Is India Affordable?
Before you pack up your bags and leave, it may be prudent to live for a month or two in your desired India location at a hotel or furnished apartment. Dip your toe rather than diving in headfirst. Try out different locations in India. This is not the time to live with relatives because it will not allow you to experience day to day life as a local not a tourist. Living as a local, dealing with day to day issues, may help you determine your ideal location, maybe, you find you don't like the pollution or air quality in New Delhi or the traffic jams in Mumbai. You may need to move to a different part of India and give it a trial run as a better option?
Can I find my own Retiree Community in India?
Once you've determined you definitely want to settle in India and have determined a city which works for you, you need to decide whether you'd like to live with the local population or with other NRIs or foreign residents.
There are many builders who specialize in creating communities specifically for the NRI resident/s. Many of these neighborhoods will seem like they were a transplanted U.S. suburb with the benefits of a much more affordable cost of living and the comfort and familiarity of being around other Indians.
Will my Health Needs be met in India?
If you're facing specific health needs, you may need to determine whether you want to live in a nursing home, retirement community or something which caters to your specific health needs. You also want to ensure that you’re within quick access of international-standard medical care.
If you're on Medicare, you may need to verify coverage in India. Sometimes, they cover it with a lot of phone-calls and paperwork but many times they do not. Does the quality of the healthcare work for you? Is it more prudent to fly back to the USA for a yearly medical checkup or treatment on Medicare rather than deal with the local India medics?
Retiree in India Check list
Take some time to reflect on what is most important for you, what everyday issues would bother you if you moved to India? Make a 'What I Want Once I Move' list. Put the most important things, the things you have to admit to yourself you would be very unhappy to live without, at the top. Focus on the top 3-5 because no place is perfect. You’ll have to compromise and make concessions. But don’t concede on your top priorities, the few top things you identify as being most important to you.

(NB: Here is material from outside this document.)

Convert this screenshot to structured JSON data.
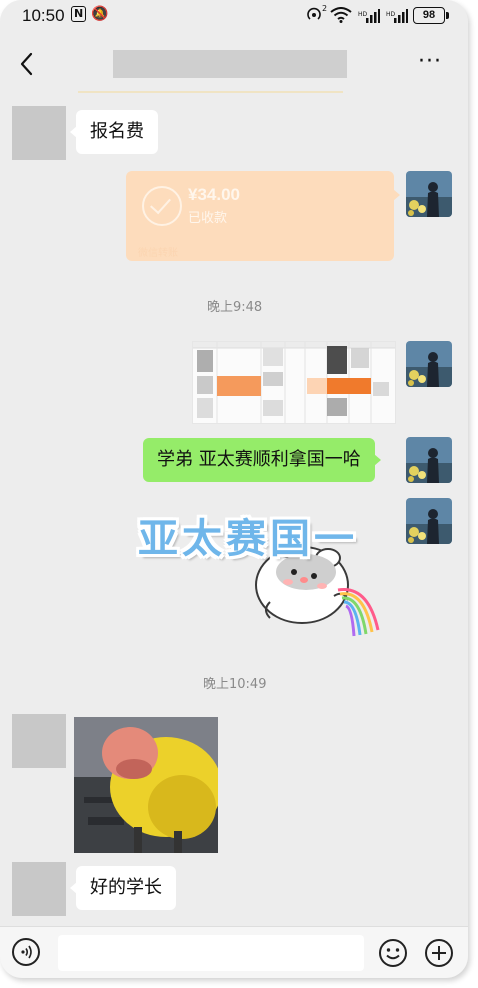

India Affordable - Trial and Error
You could go back and forth to India for years, trying out new places, learning about and meeting new friends. Enjoy the benefits of this new location with a dramatically reduced cost of living, better weather, cheap medical care, new friends and luxuries such as household help. What you’ll find is that, with each trip overseas, your confidence will build. And your plan will evolve. Next, extend the length of each trip. Also, begin the process of finding out about the paper work such as visa restrictions on length of stay, finding people who share your interests, volunteer opportunities, etc.... Eventually, you'll find your ideal location and be ready to sever your ties with the USA. Take it one step at a time and let your retirement journey and/or shift back to India develop organically.